Intense Theological Controversies took place.

When the Independents took over Bethel, Gadlys, and Soar, Wind Street, from the Wesleyan reformers, the cat was truly set among the pigeons. The Rev Tegai Hughes was in the thick of the fight. The leading and most prolific writers were Unitarian, Thomas Evans (Tomos Glyn Cothi), John Jones and Rhys Jenkin Jones who has 10 books to his credit and innumerable letters to the weekly press in defence of the Unitarian position.


Jenkin Howell published a Welsh Translation of the “Manual of Unitarian Belief”. The question, which raised the greatest furore, was that of the Baptist; the great antagonists were William Edwards of Ebenezer and Thomas Price of Calfaria. Nothing illustrates better “Odium Theologicum” than the writings of these two men.


William Edwards wrote an article to “Gwron Cymru” on the subject of Infant Baptism. This led Thomas Price to answer in a book, “Bapto and Baptiso”.


Edwards countered with another book called by the same title, whereupon Price again replies with “Trochiad Y Bedydd Christnogol”. The works themselves were fairly reasonable and fairly courteous but the reviews in the “Annibynnwr” and “Seren Gomer” pulled no punches. The debate continued into the 60s.


Rev Tegai Hughes entered the fray with a compromise, suggesting baptism at a later age than infancy. He was attacked by both sides.


D.J. Thomas, a local printer, published a Welsh Translation of a sermon on Baptism by Beecher Ward Stowe.
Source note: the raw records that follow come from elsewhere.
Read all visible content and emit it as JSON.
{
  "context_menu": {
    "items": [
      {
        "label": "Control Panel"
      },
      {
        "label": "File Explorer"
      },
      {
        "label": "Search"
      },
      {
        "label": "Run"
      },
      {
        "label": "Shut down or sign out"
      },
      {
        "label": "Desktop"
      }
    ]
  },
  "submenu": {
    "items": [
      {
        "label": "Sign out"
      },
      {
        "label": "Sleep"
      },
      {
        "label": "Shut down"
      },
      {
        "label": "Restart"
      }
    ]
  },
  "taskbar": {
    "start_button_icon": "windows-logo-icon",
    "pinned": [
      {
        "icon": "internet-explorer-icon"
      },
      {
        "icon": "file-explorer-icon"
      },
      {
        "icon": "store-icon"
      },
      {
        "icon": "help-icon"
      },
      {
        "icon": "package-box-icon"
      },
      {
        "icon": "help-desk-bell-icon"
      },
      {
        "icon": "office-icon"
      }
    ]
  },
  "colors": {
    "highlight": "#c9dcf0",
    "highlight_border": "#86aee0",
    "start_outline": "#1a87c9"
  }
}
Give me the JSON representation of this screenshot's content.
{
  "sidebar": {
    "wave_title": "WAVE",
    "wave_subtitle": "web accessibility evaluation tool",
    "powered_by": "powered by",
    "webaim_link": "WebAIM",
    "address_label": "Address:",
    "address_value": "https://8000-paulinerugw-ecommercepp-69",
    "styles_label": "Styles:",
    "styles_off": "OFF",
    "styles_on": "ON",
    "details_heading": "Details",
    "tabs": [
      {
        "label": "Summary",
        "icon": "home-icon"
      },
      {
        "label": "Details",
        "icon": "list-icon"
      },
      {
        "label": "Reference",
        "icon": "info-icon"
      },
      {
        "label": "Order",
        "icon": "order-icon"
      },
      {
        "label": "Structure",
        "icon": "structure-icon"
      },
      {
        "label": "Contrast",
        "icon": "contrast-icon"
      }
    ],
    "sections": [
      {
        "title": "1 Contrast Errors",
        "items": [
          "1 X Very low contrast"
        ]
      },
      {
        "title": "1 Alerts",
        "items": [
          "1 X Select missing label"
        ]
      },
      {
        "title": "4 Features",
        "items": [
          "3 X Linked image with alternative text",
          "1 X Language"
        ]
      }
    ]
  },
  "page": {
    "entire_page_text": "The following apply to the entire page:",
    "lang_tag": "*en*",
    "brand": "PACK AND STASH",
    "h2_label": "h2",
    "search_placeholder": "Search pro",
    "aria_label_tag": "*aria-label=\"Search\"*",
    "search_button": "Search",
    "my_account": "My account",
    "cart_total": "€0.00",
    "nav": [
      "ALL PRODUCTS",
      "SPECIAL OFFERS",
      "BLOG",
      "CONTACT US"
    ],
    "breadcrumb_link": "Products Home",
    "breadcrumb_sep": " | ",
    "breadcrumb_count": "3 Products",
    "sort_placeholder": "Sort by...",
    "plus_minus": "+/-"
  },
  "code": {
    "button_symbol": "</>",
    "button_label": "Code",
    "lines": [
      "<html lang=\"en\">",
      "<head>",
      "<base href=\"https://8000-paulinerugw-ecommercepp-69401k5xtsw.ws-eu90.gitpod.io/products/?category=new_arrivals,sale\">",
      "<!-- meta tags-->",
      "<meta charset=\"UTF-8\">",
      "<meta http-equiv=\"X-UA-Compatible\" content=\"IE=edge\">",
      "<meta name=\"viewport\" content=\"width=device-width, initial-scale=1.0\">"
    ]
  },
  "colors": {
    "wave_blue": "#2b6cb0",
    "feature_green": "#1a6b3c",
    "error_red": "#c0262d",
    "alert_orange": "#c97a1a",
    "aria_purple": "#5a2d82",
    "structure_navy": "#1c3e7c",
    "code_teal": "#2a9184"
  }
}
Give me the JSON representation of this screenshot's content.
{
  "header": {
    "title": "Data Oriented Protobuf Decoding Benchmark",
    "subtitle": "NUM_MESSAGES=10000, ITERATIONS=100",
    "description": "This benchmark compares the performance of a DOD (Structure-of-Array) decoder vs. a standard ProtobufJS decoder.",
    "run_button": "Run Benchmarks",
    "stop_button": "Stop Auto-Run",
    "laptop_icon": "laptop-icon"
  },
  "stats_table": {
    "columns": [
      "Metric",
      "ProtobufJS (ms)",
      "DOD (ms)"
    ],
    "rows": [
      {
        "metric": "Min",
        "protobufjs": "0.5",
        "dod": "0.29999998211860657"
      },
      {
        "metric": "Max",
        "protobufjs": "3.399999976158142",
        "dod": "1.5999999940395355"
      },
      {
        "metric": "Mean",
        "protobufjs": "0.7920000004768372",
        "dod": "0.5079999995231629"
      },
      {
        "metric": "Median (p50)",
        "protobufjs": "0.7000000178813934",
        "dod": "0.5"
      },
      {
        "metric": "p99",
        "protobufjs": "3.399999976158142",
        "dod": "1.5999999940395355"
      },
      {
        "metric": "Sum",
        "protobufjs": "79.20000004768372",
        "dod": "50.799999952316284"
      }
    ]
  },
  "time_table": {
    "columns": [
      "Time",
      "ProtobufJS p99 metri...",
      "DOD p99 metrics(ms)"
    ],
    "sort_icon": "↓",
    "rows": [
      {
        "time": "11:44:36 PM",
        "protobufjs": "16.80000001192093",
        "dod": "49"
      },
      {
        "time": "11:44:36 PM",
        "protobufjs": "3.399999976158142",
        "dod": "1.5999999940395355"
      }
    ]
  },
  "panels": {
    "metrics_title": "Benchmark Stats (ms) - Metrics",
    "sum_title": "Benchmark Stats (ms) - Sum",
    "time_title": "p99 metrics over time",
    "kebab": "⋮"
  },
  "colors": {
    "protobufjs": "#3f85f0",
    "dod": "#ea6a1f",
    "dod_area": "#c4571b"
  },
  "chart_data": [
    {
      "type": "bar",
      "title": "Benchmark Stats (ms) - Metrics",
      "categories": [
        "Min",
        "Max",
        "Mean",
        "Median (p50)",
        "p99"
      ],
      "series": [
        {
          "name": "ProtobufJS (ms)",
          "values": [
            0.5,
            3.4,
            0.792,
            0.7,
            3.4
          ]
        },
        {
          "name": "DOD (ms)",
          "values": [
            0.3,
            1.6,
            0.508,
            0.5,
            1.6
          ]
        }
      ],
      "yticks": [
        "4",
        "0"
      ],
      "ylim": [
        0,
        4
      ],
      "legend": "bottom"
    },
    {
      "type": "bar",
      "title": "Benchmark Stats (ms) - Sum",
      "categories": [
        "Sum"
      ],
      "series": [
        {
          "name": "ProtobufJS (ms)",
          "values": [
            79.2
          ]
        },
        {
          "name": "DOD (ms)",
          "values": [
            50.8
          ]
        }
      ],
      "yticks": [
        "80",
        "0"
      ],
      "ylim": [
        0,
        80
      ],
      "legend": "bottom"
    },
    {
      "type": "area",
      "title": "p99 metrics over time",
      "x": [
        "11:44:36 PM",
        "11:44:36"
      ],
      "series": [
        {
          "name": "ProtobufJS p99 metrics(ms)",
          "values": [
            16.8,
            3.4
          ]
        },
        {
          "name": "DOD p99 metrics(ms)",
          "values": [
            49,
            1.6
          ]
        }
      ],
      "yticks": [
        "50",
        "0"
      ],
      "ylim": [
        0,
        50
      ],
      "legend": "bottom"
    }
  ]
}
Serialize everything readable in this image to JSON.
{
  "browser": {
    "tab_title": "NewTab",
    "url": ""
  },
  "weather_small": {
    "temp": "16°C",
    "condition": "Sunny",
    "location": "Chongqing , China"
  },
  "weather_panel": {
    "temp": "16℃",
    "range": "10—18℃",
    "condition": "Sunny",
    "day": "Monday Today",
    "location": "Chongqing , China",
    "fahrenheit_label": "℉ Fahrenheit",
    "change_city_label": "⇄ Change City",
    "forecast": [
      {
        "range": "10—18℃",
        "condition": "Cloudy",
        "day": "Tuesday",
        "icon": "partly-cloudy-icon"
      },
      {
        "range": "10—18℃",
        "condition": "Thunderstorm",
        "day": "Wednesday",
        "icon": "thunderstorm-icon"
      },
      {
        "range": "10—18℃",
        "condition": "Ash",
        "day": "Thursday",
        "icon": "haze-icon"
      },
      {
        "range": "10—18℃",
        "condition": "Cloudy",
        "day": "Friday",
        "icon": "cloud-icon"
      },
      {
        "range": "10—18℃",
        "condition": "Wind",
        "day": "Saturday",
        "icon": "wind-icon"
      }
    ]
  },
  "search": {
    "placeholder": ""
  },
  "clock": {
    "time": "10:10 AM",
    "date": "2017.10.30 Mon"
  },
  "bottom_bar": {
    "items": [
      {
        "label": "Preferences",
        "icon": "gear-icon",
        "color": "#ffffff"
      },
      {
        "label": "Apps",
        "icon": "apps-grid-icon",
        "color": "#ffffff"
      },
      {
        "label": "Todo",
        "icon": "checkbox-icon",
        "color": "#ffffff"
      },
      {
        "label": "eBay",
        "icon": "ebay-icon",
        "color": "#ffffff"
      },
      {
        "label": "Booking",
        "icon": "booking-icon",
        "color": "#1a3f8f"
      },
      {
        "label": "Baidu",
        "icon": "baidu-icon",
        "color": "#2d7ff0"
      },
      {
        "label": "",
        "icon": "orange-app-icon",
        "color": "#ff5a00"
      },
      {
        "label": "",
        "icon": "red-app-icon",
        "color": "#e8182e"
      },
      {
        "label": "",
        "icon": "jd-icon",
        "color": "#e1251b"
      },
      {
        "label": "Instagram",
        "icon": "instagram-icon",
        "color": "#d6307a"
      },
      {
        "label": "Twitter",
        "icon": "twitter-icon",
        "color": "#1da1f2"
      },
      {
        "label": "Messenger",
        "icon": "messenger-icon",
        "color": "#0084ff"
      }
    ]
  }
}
Jenkin Howell published a debate on Baptism that had been held at Ruthin. The controversy dragged on through the century becoming so bitter at times that it is amazing that the opposing denominations were ever likely to agree on anything. They were, however, united in their opposition to the Anglican Church.